◆ **THE TASK**: Copy out, from the entries below, each line that holds the string "heading".

Data about app and page elements
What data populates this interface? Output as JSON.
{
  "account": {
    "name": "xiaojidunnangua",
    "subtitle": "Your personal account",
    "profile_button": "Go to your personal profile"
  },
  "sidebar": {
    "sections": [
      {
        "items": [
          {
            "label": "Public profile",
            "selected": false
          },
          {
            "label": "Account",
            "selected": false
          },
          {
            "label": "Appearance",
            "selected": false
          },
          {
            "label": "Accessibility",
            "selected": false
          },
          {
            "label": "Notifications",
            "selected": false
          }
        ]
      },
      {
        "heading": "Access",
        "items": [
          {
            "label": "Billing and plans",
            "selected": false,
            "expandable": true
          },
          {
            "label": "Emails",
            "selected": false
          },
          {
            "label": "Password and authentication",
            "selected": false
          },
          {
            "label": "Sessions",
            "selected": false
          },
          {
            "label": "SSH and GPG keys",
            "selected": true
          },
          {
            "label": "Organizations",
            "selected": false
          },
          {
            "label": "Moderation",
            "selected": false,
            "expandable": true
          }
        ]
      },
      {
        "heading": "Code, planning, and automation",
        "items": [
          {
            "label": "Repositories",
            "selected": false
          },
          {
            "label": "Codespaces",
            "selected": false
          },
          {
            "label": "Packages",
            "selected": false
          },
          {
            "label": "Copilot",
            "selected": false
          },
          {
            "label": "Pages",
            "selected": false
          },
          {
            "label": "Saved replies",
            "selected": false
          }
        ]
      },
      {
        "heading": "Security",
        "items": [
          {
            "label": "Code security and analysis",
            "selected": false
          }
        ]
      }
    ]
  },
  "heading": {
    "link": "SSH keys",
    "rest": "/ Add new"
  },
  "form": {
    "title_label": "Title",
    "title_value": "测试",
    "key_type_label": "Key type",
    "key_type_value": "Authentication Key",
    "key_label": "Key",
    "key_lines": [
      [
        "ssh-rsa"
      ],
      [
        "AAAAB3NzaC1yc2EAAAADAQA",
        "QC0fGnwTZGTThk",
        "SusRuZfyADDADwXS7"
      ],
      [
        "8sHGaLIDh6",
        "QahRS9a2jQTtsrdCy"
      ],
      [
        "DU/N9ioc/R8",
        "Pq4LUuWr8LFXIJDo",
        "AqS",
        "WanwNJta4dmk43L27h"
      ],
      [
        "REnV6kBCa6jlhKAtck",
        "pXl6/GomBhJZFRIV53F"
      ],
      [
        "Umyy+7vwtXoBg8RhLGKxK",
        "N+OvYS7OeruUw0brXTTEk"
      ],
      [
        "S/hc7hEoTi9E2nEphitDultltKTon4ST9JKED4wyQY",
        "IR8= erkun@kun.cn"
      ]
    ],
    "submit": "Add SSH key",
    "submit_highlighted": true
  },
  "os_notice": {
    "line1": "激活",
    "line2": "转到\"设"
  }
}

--

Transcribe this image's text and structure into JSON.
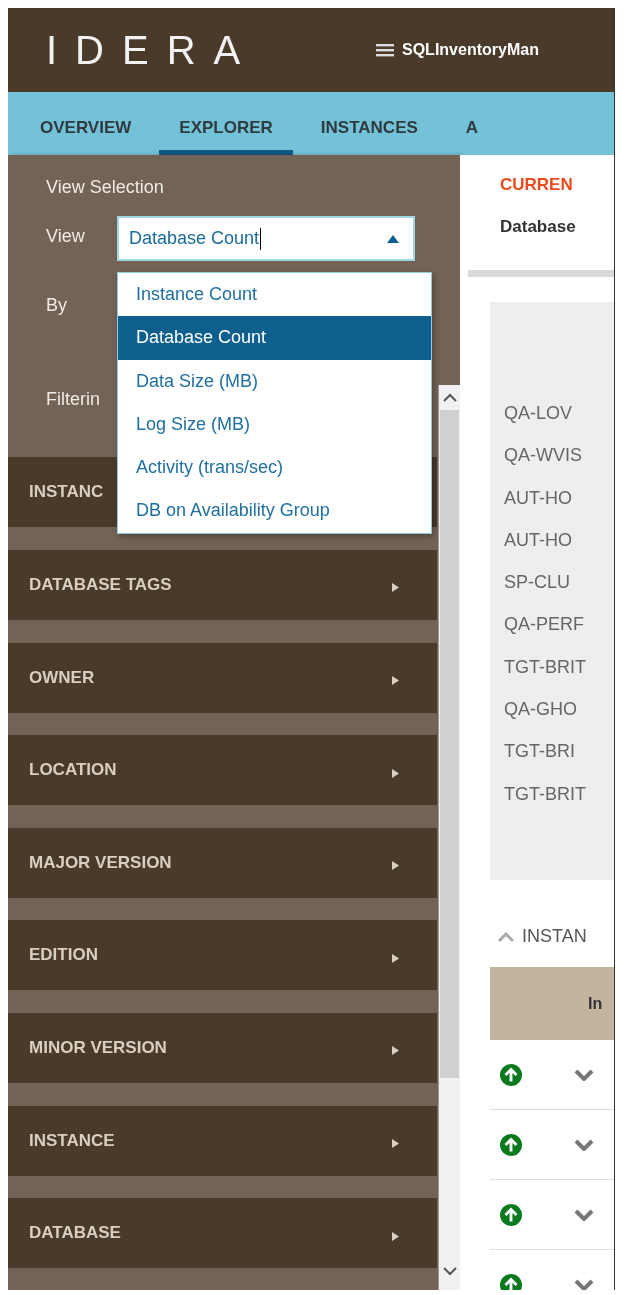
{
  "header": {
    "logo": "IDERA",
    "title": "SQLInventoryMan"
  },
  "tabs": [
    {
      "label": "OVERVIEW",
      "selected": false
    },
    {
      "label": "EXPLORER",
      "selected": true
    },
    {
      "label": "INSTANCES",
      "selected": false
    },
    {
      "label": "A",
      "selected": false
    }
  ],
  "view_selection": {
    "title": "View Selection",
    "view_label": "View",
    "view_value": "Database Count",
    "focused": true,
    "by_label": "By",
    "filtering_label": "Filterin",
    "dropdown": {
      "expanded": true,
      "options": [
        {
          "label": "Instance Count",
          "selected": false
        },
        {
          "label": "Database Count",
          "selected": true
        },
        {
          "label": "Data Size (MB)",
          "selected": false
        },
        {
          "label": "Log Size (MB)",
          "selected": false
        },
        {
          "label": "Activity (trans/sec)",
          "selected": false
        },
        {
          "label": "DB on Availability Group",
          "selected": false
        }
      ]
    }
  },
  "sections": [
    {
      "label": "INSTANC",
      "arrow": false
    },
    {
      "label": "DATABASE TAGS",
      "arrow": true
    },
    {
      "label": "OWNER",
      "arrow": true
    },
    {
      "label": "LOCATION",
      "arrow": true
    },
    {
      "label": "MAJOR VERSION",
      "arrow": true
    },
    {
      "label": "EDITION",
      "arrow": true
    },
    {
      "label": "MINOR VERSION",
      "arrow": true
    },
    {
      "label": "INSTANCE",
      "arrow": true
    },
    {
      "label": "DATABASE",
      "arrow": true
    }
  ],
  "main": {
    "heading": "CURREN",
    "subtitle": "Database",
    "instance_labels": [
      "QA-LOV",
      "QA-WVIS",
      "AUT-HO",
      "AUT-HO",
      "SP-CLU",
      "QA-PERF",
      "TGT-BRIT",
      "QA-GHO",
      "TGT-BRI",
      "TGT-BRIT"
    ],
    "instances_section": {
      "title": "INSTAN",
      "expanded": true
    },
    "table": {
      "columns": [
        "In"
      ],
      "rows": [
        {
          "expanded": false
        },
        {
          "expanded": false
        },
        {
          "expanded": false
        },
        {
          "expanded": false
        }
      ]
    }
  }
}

◆ **EXERCISE RESULT**:
        "heading": "Access",
        "heading": "Code, planning, and automation",
        "heading": "Security",
  "heading": {
    "heading": "CURREN",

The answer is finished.